Problem —
Exactly the lines from the one with "Decode this image" through the final line of the entries, and nothing else, should appear in the answer; no pictures go in it.

The data —
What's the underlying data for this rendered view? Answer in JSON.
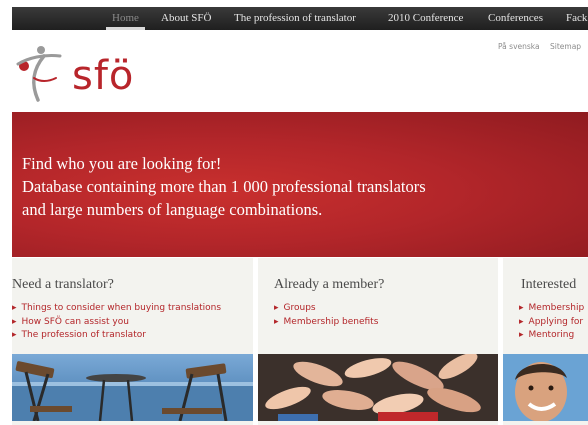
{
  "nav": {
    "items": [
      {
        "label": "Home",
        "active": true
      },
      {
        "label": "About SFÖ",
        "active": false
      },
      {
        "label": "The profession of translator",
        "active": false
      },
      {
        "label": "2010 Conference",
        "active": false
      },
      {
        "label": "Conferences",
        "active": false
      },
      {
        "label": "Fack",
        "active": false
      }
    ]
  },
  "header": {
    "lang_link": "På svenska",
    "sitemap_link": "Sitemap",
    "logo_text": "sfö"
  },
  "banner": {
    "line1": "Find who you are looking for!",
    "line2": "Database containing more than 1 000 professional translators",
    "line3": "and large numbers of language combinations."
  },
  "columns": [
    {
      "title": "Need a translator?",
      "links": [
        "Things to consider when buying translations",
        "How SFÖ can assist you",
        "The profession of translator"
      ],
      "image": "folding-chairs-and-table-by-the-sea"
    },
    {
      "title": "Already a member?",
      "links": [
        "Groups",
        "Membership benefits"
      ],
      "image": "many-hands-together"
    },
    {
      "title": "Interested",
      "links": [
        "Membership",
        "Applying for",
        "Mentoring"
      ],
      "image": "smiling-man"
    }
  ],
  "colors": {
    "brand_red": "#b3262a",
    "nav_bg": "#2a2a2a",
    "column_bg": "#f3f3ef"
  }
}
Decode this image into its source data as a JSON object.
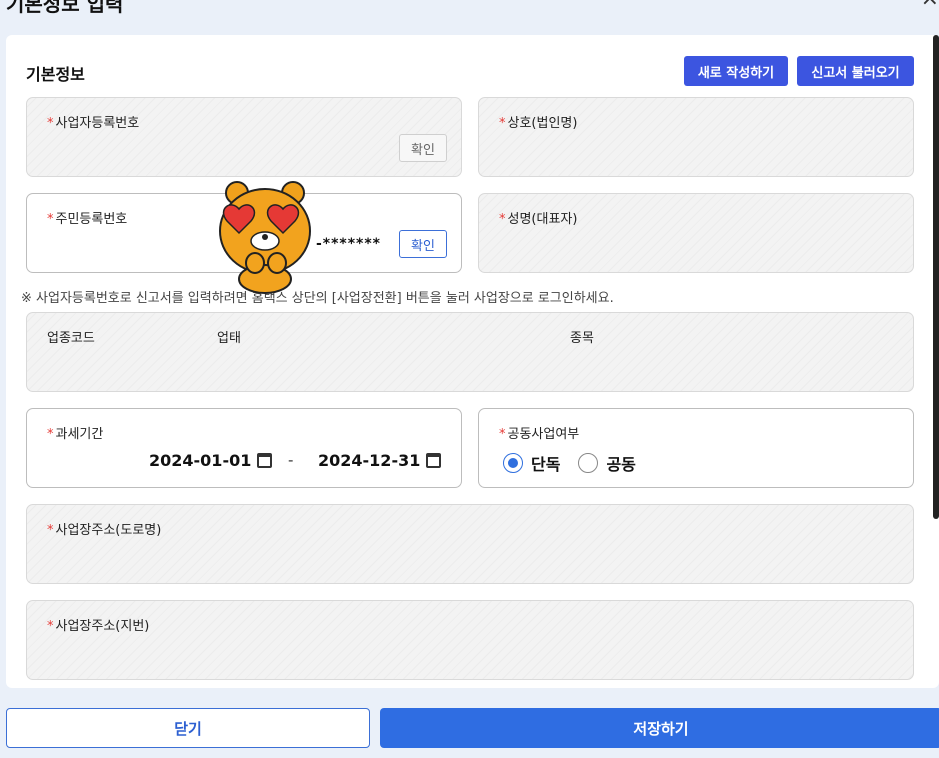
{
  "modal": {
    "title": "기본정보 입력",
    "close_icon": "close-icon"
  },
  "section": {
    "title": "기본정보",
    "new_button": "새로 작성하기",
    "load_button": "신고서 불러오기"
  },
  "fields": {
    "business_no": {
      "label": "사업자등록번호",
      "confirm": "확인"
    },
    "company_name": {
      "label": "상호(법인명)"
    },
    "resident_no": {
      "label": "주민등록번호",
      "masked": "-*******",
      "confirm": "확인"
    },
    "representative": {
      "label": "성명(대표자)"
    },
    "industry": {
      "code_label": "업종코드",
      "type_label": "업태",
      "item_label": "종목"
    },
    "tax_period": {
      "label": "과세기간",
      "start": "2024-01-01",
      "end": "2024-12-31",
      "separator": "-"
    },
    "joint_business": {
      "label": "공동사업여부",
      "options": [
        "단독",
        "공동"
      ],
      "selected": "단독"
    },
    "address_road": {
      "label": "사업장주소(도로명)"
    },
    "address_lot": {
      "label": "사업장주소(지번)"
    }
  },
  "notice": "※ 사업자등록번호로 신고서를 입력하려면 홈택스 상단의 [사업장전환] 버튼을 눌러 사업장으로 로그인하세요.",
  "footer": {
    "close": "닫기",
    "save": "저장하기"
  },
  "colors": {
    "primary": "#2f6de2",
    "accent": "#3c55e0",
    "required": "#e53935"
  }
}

Problem solution —
Decode this image into its source data as a JSON object.
{
  "modal": {
    "title": "기본정보 입력",
    "close_icon": "close-icon"
  },
  "section": {
    "title": "기본정보",
    "new_button": "새로 작성하기",
    "load_button": "신고서 불러오기"
  },
  "fields": {
    "business_no": {
      "label": "사업자등록번호",
      "confirm": "확인"
    },
    "company_name": {
      "label": "상호(법인명)"
    },
    "resident_no": {
      "label": "주민등록번호",
      "masked": "-*******",
      "confirm": "확인"
    },
    "representative": {
      "label": "성명(대표자)"
    },
    "industry": {
      "code_label": "업종코드",
      "type_label": "업태",
      "item_label": "종목"
    },
    "tax_period": {
      "label": "과세기간",
      "start": "2024-01-01",
      "end": "2024-12-31",
      "separator": "-"
    },
    "joint_business": {
      "label": "공동사업여부",
      "options": [
        "단독",
        "공동"
      ],
      "selected": "단독"
    },
    "address_road": {
      "label": "사업장주소(도로명)"
    },
    "address_lot": {
      "label": "사업장주소(지번)"
    }
  },
  "notice": "※ 사업자등록번호로 신고서를 입력하려면 홈택스 상단의 [사업장전환] 버튼을 눌러 사업장으로 로그인하세요.",
  "footer": {
    "close": "닫기",
    "save": "저장하기"
  },
  "colors": {
    "primary": "#2f6de2",
    "accent": "#3c55e0",
    "required": "#e53935"
  }
}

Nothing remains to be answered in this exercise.